For the most part, fashion is the last remaining vagary left in the general conception of Jordan. The basketball part is unimpeachable — at the absolute worst, he’s the second best player of all time. So solid is his legacy that even his personal failings — the man was, like, super mean — have calcified into the backbone of his hagiography. But whereas Michael Jordan hasn’t suited up for an NBA game in 17 years, he’s continued to put on clothes and go into public (until, well, you know), gradually drifting away from the zeitgeist that he inadvertently created, before recently watching it orbit back to him.
“When Jordan was coming up,” Kirkland notes, “there weren’t that many cool guys tailoring yet. It was all Armani — big suits, huge shoulder pads, tons of structure, very low buttoning points and high-waisted pants. Right now, if you took out Jordan and just photoshopped Harry Styles’s head into that look, someone is going to say it’s a new Gucci collection.”
Although Jordan has been firmly entrenched as a seminal figure in the fashion world for decades, he has always kept it at an odd distance. Interestingly, he cemented his place in the industry not because of a wellspring of artistic talent or a discerning eye or even an overflow of enthusiasm for the subject, but rather because his sheer hoops talent and his partnership with Tinker Hatfield, the legendary Nike designer, catapulted Jordan to the upper strata of fame after the Air Jordans hit retailers before the start of his second season. Unlike modern stars like Russell Westbrook or D’Angelo Russell who have immersed themselves in the field, Jordan didn’t reciprocate the love.

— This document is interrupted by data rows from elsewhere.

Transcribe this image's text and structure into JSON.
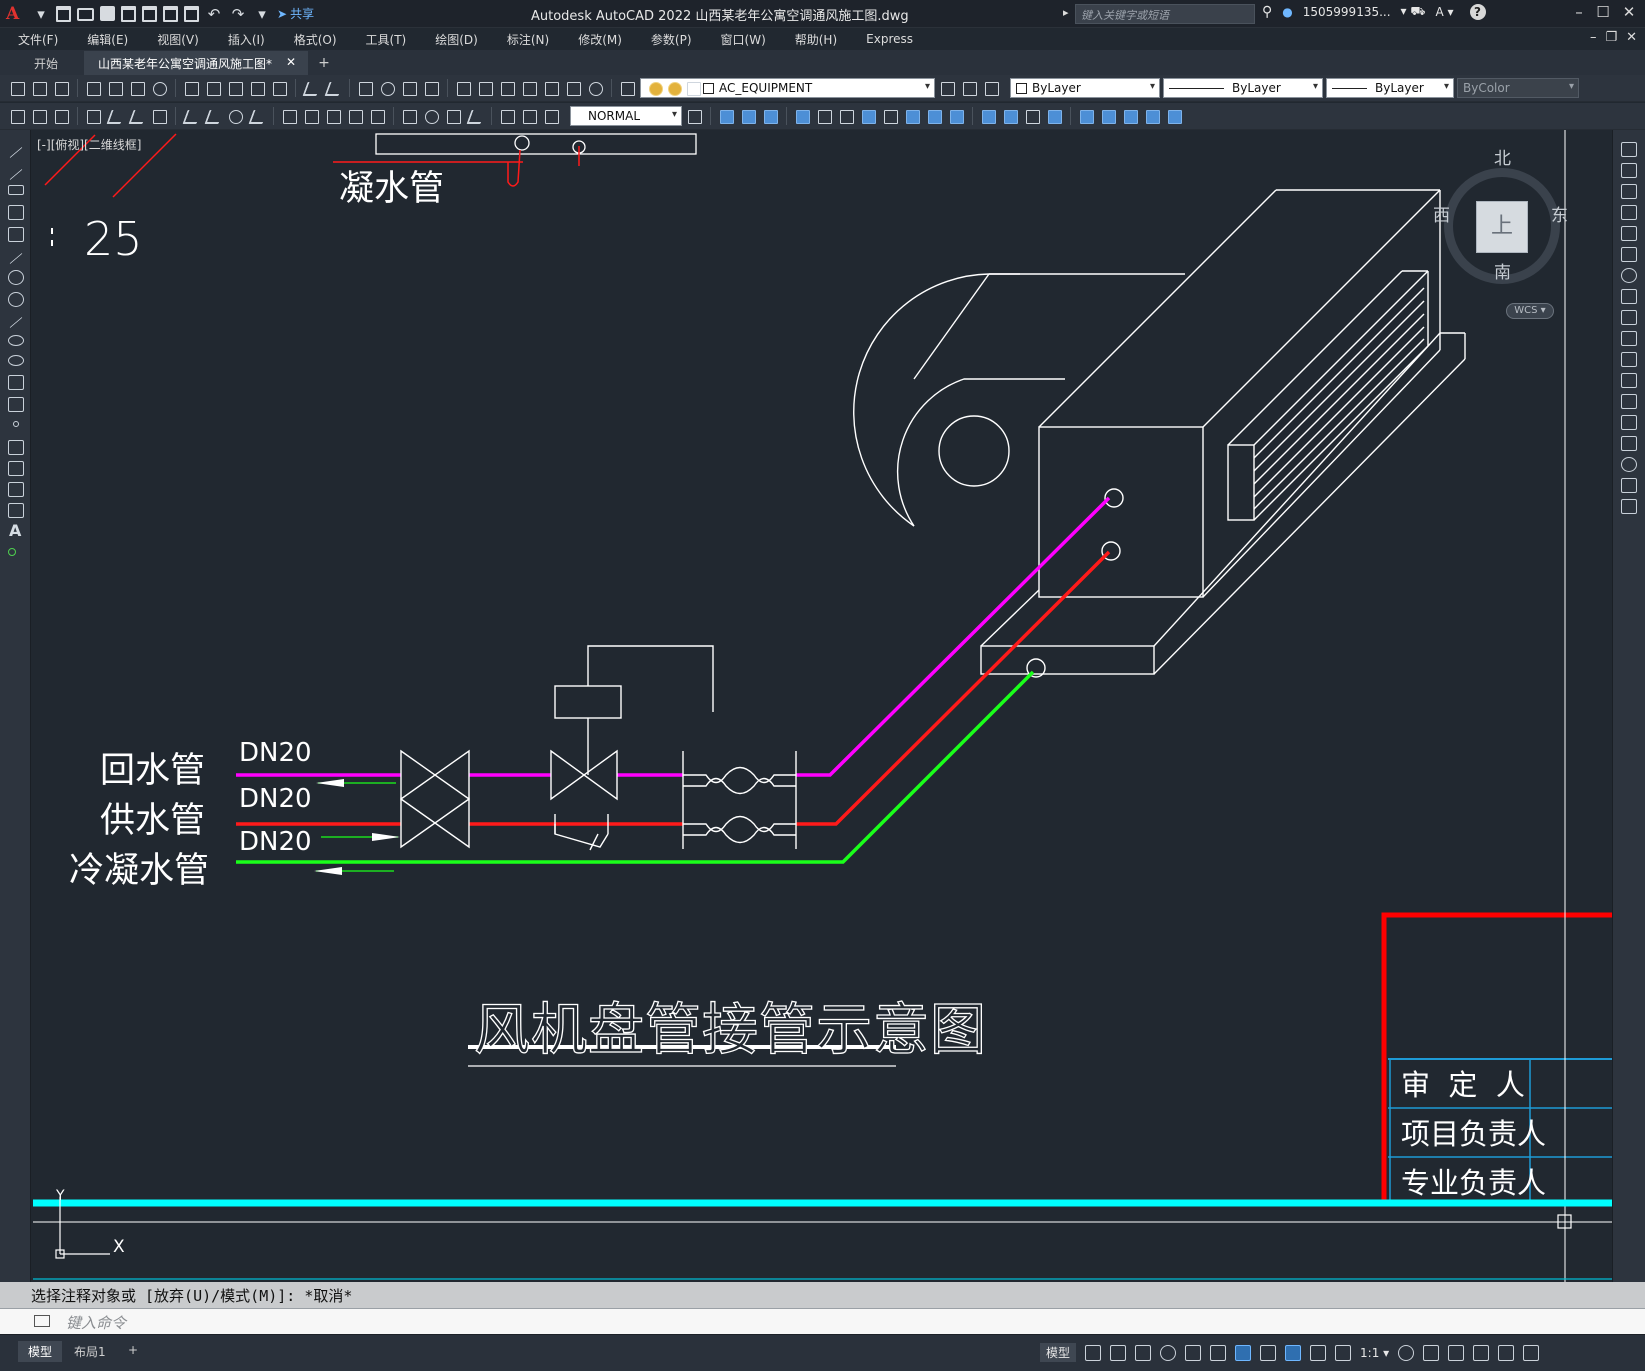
{
  "app": {
    "logo": "A",
    "title": "Autodesk AutoCAD 2022    山西某老年公寓空调通风施工图.dwg",
    "share_label": "共享",
    "search_placeholder": "键入关键字或短语",
    "user": "1505999135...",
    "help": "?"
  },
  "menu": [
    "文件(F)",
    "编辑(E)",
    "视图(V)",
    "插入(I)",
    "格式(O)",
    "工具(T)",
    "绘图(D)",
    "标注(N)",
    "修改(M)",
    "参数(P)",
    "窗口(W)",
    "帮助(H)",
    "Express"
  ],
  "tabs": {
    "start": "开始",
    "active": "山西某老年公寓空调通风施工图*",
    "close": "✕",
    "add": "+"
  },
  "toolbar": {
    "layer": "AC_EQUIPMENT",
    "color": "ByLayer",
    "linetype": "ByLayer",
    "lineweight": "ByLayer",
    "plotstyle": "ByColor",
    "dimstyle": "NORMAL"
  },
  "viewport": {
    "label": "[-][俯视][二维线框]"
  },
  "viewcube": {
    "north": "北",
    "south": "南",
    "east": "东",
    "west": "西",
    "top": "上",
    "wcs": "WCS ▾"
  },
  "drawing": {
    "header_label": "凝水管",
    "number": "25",
    "pipes": [
      {
        "name": "回水管",
        "size": "DN20",
        "color": "#ff00ff"
      },
      {
        "name": "供水管",
        "size": "DN20",
        "color": "#ff1a1a"
      },
      {
        "name": "冷凝水管",
        "size": "DN20",
        "color": "#1aff1a"
      }
    ],
    "title": "风机盘管接管示意图",
    "title_block": [
      "审  定  人",
      "项目负责人",
      "专业负责人"
    ],
    "ucs_y": "Y",
    "ucs_x": "X"
  },
  "command": {
    "history": "选择注释对象或 [放弃(U)/模式(M)]: *取消*",
    "placeholder": "键入命令"
  },
  "layout_tabs": [
    "模型",
    "布局1",
    "+"
  ],
  "status": {
    "model": "模型",
    "scale": "1:1 ▾"
  },
  "colors": {
    "background": "#212830",
    "magenta": "#ff00ff",
    "red": "#ff1a1a",
    "green": "#1aff1a",
    "cyan": "#00ffff",
    "titleblock_red": "#ff0000",
    "titleblock_blue": "#1e9bd6"
  }
}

“I look at Mike’s relationship with clothes the same I look at his with music.” Bengtson says. “He was the hero of a hip-hop generation, but he never listened to hip hop; he listened to Anita Baker. He was an easy-listening kind of guy, who would just come out and murder you. And I think with clothes it’s the same way: Air Jordan is really his fashion legacy, even if 40-year-old Mike came out afterwards in baggy, artfully ripped jeans, a big shirt and a big sport coat.”

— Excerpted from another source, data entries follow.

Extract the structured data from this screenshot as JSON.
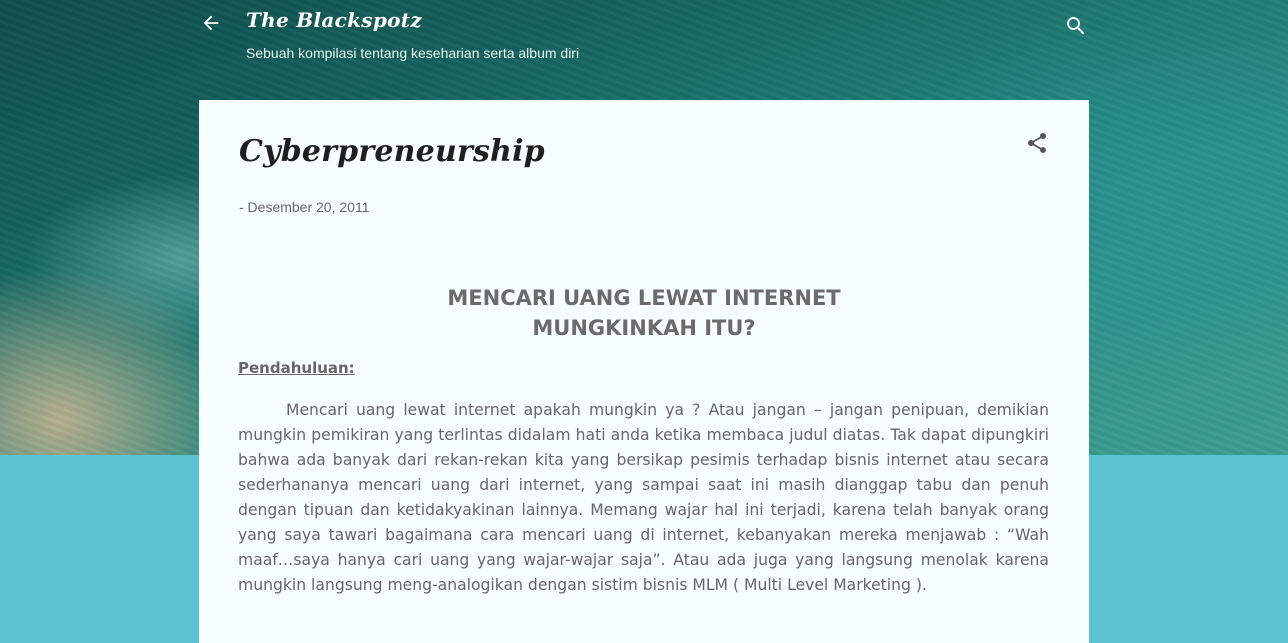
{
  "header": {
    "blog_title": "The Blackspotz",
    "blog_description": "Sebuah kompilasi tentang keseharian serta album diri",
    "back_icon": "arrow-left-icon",
    "search_icon": "search-icon"
  },
  "post": {
    "title": "Cyberpreneurship",
    "date": "- Desember 20, 2011",
    "share_icon": "share-icon",
    "headline_line1": "MENCARI UANG LEWAT INTERNET",
    "headline_line2": "MUNGKINKAH ITU?",
    "section_heading": "Pendahuluan:",
    "paragraph": "Mencari uang lewat internet apakah mungkin ya ? Atau jangan – jangan penipuan, demikian mungkin pemikiran yang terlintas didalam hati anda ketika membaca judul diatas. Tak dapat dipungkiri bahwa ada banyak dari rekan-rekan kita yang bersikap pesimis terhadap bisnis internet atau secara sederhananya mencari uang dari internet, yang sampai saat ini masih dianggap tabu dan penuh dengan tipuan dan ketidakyakinan lainnya. Memang wajar hal ini terjadi, karena telah banyak orang yang saya tawari bagaimana cara mencari uang di internet, kebanyakan mereka menjawab : “Wah maaf…saya hanya cari uang yang wajar-wajar saja”. Atau ada juga yang langsung menolak karena mungkin langsung meng-analogikan dengan sistim bisnis MLM ( Multi Level Marketing )."
  },
  "colors": {
    "page_bg": "#5bc2d2",
    "card_bg": "#f6fefe",
    "text": "#666666",
    "header_text": "#ffffff"
  }
}
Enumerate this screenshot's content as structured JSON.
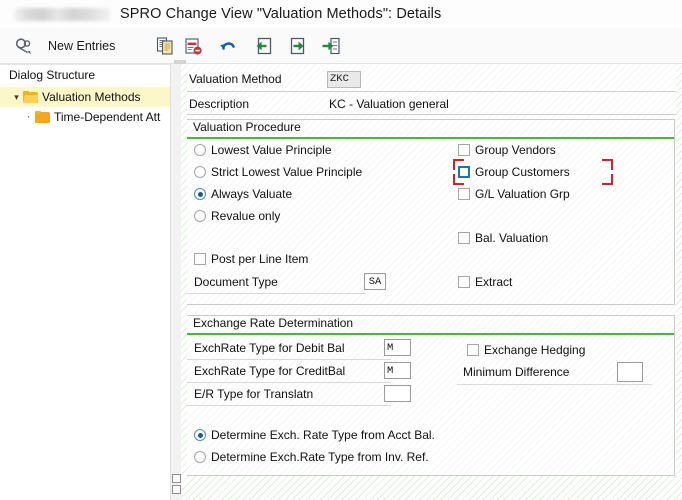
{
  "window": {
    "redacted_badge": "",
    "title": "SPRO Change View \"Valuation Methods\": Details"
  },
  "toolbar": {
    "display_change_icon": "display-change-icon",
    "new_entries_label": "New Entries",
    "copy_icon": "copy-icon",
    "delete_icon": "delete-icon",
    "undo_icon": "undo-icon",
    "previous_icon": "previous-entry-icon",
    "next_icon": "next-entry-icon",
    "variable_list_icon": "select-layout-icon"
  },
  "sidebar": {
    "header": "Dialog Structure",
    "items": [
      {
        "label": "Valuation Methods",
        "selected": true,
        "icon": "open-folder-icon"
      },
      {
        "label": "Time-Dependent Att",
        "selected": false,
        "icon": "folder-icon"
      }
    ]
  },
  "header_fields": {
    "valuation_method": {
      "label": "Valuation Method",
      "value": "ZKC"
    },
    "description": {
      "label": "Description",
      "value": "KC - Valuation general"
    }
  },
  "valuation_procedure": {
    "title": "Valuation Procedure",
    "radios": [
      {
        "label": "Lowest Value Principle",
        "selected": false
      },
      {
        "label": "Strict Lowest Value Principle",
        "selected": false
      },
      {
        "label": "Always Valuate",
        "selected": true
      },
      {
        "label": "Revalue only",
        "selected": false
      }
    ],
    "post_per_line_item": {
      "label": "Post per Line Item",
      "checked": false
    },
    "document_type": {
      "label": "Document Type",
      "value": "SA"
    },
    "checkboxes": [
      {
        "label": "Group Vendors",
        "checked": false,
        "focused": false
      },
      {
        "label": "Group Customers",
        "checked": false,
        "focused": true
      },
      {
        "label": "G/L Valuation Grp",
        "checked": false,
        "focused": false
      },
      {
        "label": "Bal. Valuation",
        "checked": false,
        "focused": false
      },
      {
        "label": "Extract",
        "checked": false,
        "focused": false
      }
    ]
  },
  "exchange_rate_determination": {
    "title": "Exchange Rate Determination",
    "fields": [
      {
        "label": "ExchRate Type for Debit Bal",
        "value": "M"
      },
      {
        "label": "ExchRate Type for CreditBal",
        "value": "M"
      },
      {
        "label": "E/R Type for Translatn",
        "value": ""
      }
    ],
    "exchange_hedging": {
      "label": "Exchange Hedging",
      "checked": false
    },
    "minimum_difference": {
      "label": "Minimum Difference",
      "value": ""
    },
    "determination_radios": [
      {
        "label": "Determine Exch. Rate Type from Acct Bal.",
        "selected": true
      },
      {
        "label": "Determine Exch.Rate Type from Inv. Ref.",
        "selected": false
      }
    ]
  },
  "colors": {
    "accent_green": "#3fbf2f",
    "selection_yellow": "#fbf7c8",
    "annotation_red": "#d91f27",
    "focus_blue": "#1a73b5"
  }
}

As much as this legacy is based on Jordan’s athletic accomplishments, it is at least equally reliant on his innate coolness, which slowly diminishes each year. In his 20s and 30s, Jordan was an iconoclast, redrawing the sport’s visual vocabulary. Now a 57-year-old multi-billionaire, Jordan has become a member of the stolid establishment he once rearranged. It’s tempting to look at present-day Michael Jordan, dressed like every single one of his shirts is a sleep shirt that his mom promises he’ll grow into, and project that his commitment to ‘90s-era style is a desperate, vain attempt to keep his glory days within sight. If people struggle to move on from their high school letterman jackets, it’s doubly understandable if Michael Jordan feels the most vital when he occupies that homey little sliver of overlap on the Venn Diagram of Hot Topic and Josef A. Bank.
Really, though, Jordan’s wardrobe stems from total freedom, not melancholy; it is proof that Jordan, like Adam Sandler, has chosen comfort over clout. He wears his weird anachronistic clothes — shirts with sleeves beyond his fingertips, pants speckled with paint — simply because he likes them. And isn’t that the whole point?

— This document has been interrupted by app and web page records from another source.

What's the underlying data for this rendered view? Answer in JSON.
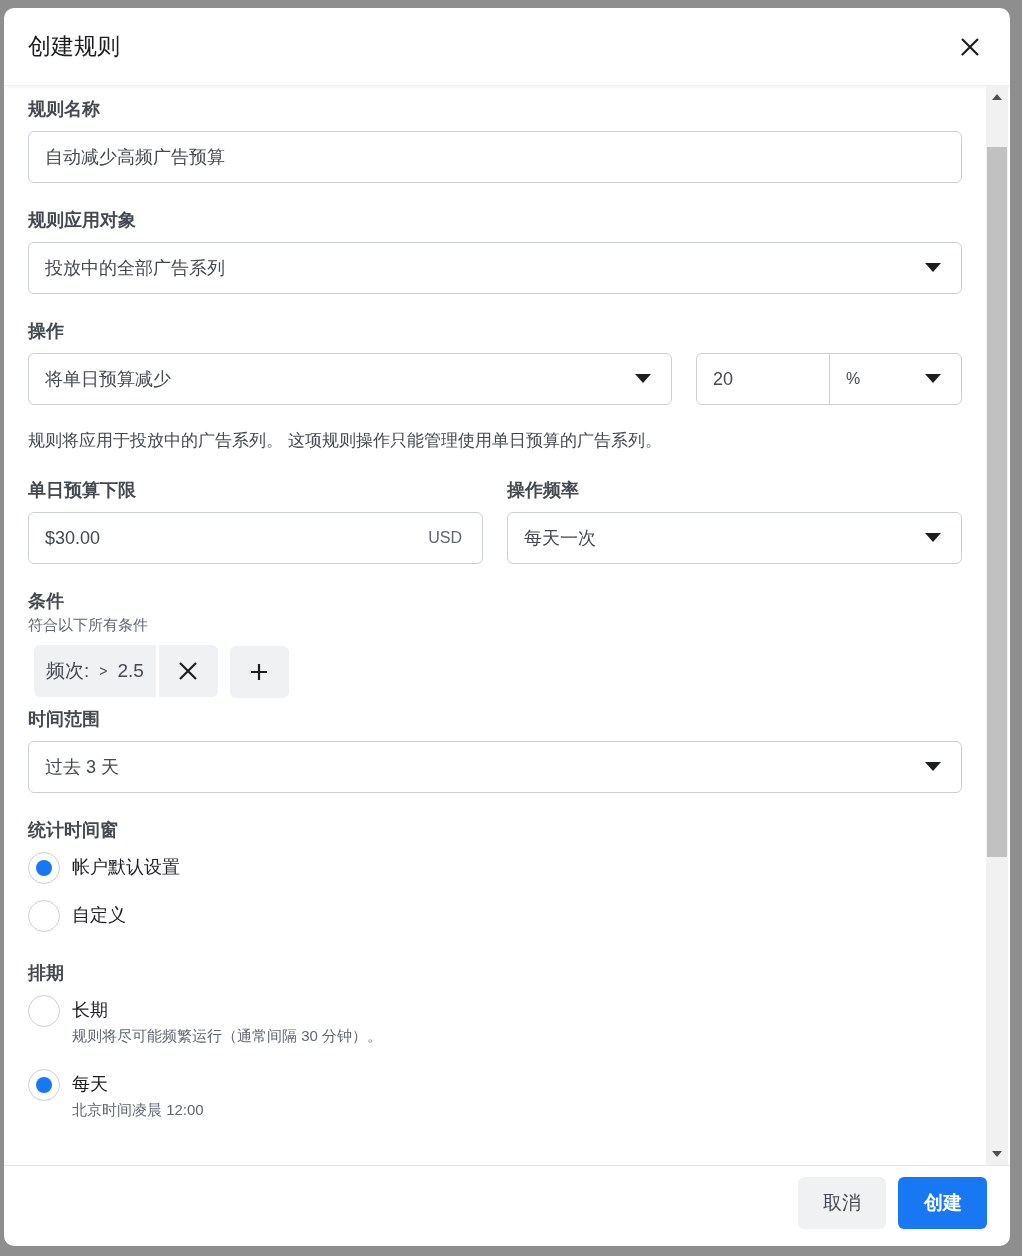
{
  "dialog": {
    "title": "创建规则"
  },
  "rule_name": {
    "label": "规则名称",
    "value": "自动减少高频广告预算"
  },
  "apply_to": {
    "label": "规则应用对象",
    "value": "投放中的全部广告系列"
  },
  "action": {
    "label": "操作",
    "value": "将单日预算减少",
    "amount": "20",
    "unit": "%"
  },
  "action_note": "规则将应用于投放中的广告系列。 这项规则操作只能管理使用单日预算的广告系列。",
  "min_budget": {
    "label": "单日预算下限",
    "value": "$30.00",
    "currency": "USD"
  },
  "frequency": {
    "label": "操作频率",
    "value": "每天一次"
  },
  "conditions": {
    "label": "条件",
    "hint": "符合以下所有条件",
    "items": [
      {
        "metric": "频次:",
        "operator": ">",
        "value": "2.5"
      }
    ]
  },
  "time_range": {
    "label": "时间范围",
    "value": "过去 3 天"
  },
  "attribution": {
    "label": "统计时间窗",
    "options": [
      {
        "label": "帐户默认设置",
        "selected": true
      },
      {
        "label": "自定义",
        "selected": false
      }
    ]
  },
  "schedule": {
    "label": "排期",
    "options": [
      {
        "label": "长期",
        "description": "规则将尽可能频繁运行（通常间隔 30 分钟）。",
        "selected": false
      },
      {
        "label": "每天",
        "description": "北京时间凌晨 12:00",
        "selected": true
      }
    ]
  },
  "buttons": [
    {
      "label": "取消",
      "kind": "secondary"
    },
    {
      "label": "创建",
      "kind": "primary"
    }
  ]
}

If clothing implicitly sends a message — I’m rich, I’m cool, I’m quirky, I’m With Stupid — then Jordan broadcasts utter contentment, impervious to puny little tweets telling him that he’s dressed like Taylor Hicks. For Jordan, his stylistic inertia isn’t death, but rather proof of his purchase.
“The thing that Jordan had more than anybody was obscene confidence — insane, obnoxious confidence” says Kirkland. “If you have that, in any piece of clothing you put on, you’ll always seem like the coolest motherfucker ever.”